▶

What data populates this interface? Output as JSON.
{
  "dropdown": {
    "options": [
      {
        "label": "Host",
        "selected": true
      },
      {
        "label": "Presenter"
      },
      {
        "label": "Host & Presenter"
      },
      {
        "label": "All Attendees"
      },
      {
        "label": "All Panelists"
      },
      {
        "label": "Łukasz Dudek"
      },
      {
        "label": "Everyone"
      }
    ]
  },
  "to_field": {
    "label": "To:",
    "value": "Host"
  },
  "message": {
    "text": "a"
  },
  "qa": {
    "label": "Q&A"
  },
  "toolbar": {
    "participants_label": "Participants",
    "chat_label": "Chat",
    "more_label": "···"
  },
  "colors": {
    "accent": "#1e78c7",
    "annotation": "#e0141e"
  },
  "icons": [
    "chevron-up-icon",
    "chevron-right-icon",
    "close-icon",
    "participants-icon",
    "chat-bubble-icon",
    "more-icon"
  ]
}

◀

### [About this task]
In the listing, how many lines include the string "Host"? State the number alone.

### [Task answer]
3